Dataset rows describing interfaces:

[Start of Attachment]

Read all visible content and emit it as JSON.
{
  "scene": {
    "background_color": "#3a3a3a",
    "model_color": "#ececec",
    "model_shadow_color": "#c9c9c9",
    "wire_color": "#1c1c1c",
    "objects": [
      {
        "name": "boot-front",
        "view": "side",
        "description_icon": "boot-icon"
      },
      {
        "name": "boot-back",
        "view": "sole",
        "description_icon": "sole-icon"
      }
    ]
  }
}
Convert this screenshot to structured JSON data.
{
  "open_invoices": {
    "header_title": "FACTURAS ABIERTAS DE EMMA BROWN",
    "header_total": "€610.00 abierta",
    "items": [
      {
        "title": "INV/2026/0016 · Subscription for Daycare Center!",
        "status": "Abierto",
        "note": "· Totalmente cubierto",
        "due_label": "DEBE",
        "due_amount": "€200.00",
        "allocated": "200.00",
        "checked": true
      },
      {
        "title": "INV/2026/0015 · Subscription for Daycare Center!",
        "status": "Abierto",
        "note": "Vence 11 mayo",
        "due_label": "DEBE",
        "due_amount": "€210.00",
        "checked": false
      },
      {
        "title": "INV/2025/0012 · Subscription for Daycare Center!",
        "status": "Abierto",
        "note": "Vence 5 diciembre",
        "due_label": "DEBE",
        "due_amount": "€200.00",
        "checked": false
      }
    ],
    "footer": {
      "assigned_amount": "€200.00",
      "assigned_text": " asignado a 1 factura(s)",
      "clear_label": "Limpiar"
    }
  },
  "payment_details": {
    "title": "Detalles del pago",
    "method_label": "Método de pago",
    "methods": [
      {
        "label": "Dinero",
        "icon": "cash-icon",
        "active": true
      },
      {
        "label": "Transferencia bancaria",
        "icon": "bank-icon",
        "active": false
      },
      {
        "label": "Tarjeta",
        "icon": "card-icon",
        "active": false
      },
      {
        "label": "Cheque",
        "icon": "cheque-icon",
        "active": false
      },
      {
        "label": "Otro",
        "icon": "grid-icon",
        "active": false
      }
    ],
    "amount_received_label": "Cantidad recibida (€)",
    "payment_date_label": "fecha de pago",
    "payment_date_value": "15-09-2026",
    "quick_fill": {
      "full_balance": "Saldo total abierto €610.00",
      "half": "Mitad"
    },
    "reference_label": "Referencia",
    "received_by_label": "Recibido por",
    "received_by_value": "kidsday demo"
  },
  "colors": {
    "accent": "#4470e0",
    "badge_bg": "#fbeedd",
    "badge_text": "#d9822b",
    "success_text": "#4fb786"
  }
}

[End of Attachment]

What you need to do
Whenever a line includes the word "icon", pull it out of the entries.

Answer for this exercise
        "description_icon": "boot-icon"
        "description_icon": "sole-icon"
        "icon": "cash-icon",
        "icon": "bank-icon",
        "icon": "card-icon",
        "icon": "cheque-icon",
        "icon": "grid-icon",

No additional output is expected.